CAE-Link

/Clear Vue

Mono-chrome CRT's w/ LCD filters
60 x 35
20 [deg.]
2.4
65,000
FORTE Technolo-gies /VFX 1Active matrix

LCD's

46.4 35.2
Adjustable
4.43
<1, 000
Johns Hopkins Low Vision Enhancement System 0.6 inch b&w CRT's
50 37.5
100 [%]
4.68
5,200
Kaiser Electro-Optics /SIM EYE 40 Mono or field sequential

CRT's

60 40
40 [deg.]
2.81
145,000
Kaiser Electro-Optics /500 pv VIM Active matrix

LCD's

40 30
100 [%]
3.38
2,975
Kaiser Electro-Optics /1000 pv VIM Active matrix

LCD's

100 30
36 [deg.]
8.05
9,975
General Reality /Cyber EyeActive matrix color LCD's
22.4 16.8
100 [%]
3.2
2,49

stereo

1,995 mono
Liquid Image /MRG 2Active matrix

color

LCD

84 65
Single

screen
7.0
3,495
Liquid Image /MRG 2Active matrix color LCD
60 46
Single screen
7.52
2,199
n-Vision /Datavisor 9cCRT's and

LCD shutter

devices

50 37
0 to 100 [%]
1.98
40,000 -

50,000
Polhemus Laboratories /Looking Glass CRT's or LCD's through fiber optics
35 - 60 [H]

35 - 50 [V]
20 - 80 [%]
1.5 to 3.0
55,000
RPI /HMSI Micro Model 900LCD
65 40
100 [%]
5.0
3,260
RPI /HMSI Multi User Model 950LCD
100 60
100 [%]
4.0
7,500
RPI /HMSI OEM 1200LCD
80 50
100 [%]
3.0
300

(OEM only)
VictorMaxx Technologies /Cyber Maxx Active

matrix LCD's

62 54
100 [%]
7.75
699
Virtual Reality /Hi-Resolution Mono-chrome Personal Immersive Display 131 CRT's
40 - 60 [H]

30 [v]
0 to 20 [deg.]
1.875 to 2.82
47,000
Virtual Reality /Personal Immersive Display P1 LCD's
62 30
31 [deg.]
7.76
5,600
U.S. Air Force Human Resources Lab LCD and CRT versions

through fiber optics

160 80

(backgnd.)

inset N/A
N/A
1.5 (inset)
Experi-mental
Virtual Research /EYEGEN 3Mono-chrome CRT's w/

color wheels

36 24.3
Custom w/

55, 70, 85, 100 [%] options
6.5
7,900
Virtual Research /VR 4 Active matrix LCD's
48 36
100 [%]
8.1
7,900
Virtuality Entertainment VISETTE 2 LCD
60 46.87
N/A
4.76
6, 000
Vista Controls /See-Through Armor Active matrix LCD
40 30
100 [%]
3.75
25,000

4.4 Disadvantages of Current Technologies

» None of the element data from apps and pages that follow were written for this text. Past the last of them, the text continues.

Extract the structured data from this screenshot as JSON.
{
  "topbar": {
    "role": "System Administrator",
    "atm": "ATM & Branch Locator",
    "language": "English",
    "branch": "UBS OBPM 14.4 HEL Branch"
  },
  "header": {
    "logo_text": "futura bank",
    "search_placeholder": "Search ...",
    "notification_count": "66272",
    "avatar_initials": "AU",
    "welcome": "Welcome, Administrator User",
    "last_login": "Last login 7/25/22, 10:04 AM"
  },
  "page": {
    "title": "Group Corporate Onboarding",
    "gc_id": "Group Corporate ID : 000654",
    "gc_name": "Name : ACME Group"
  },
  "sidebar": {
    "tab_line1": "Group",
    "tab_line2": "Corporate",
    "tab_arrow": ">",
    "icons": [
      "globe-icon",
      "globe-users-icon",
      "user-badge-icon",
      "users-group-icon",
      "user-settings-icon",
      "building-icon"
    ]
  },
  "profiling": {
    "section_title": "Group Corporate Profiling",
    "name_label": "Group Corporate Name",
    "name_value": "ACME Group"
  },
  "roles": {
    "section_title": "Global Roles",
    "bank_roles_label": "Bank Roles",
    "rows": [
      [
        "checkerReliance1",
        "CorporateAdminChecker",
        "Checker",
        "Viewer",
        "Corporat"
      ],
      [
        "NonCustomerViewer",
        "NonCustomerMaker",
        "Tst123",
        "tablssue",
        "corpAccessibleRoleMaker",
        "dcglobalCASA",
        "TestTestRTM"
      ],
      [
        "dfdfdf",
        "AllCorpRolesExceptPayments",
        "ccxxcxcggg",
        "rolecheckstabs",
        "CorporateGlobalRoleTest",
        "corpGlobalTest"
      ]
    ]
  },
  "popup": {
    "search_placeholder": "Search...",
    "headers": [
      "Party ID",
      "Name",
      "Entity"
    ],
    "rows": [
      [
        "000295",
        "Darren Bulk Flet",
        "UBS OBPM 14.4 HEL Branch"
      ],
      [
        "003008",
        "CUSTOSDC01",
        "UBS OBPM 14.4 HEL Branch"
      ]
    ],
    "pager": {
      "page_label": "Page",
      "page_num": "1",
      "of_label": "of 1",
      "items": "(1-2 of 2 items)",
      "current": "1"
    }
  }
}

Some obvious disadvantages to current technology are evident from the preceding table. Cost is a clear disadvantage in some displays as miniature cathode ray tubes can alone cost thousands of dollars. In general, liquid crystal display based systems are cheaper. LCD screens suffer from low light output, however, and are usually not suitable for see-through displays because see-through displays inherently require higher intensity image sources. Weight and size are of great concern in most head mounted display applications. CRT and LCD screen based technologies are usually bulky, heavy, and produce substantial torque on the head-spine system. In some CRT and LCD displays, the screens themselves are bulky and sometimes heavy (e.g. approximately 1-2 pounds for some CRT's). In most CRT and LCD HMD's, the relay and collimation optics are bulky and heavy, especially in the case of the CRT. If a screen is made small for lighter weight, the screen either must be placed closer to the eye or magnified more to achieve a large field of view. A closer relation to the eye degrades eye relief, the space between the eye and the final element of the system) and greater magnification degrades resolution. The inherent trade-off between resolution, eye relief, screen size, and weight in screen based HMD's is a severely limiting aspect of their nature.


Human Interface Technology Laboratory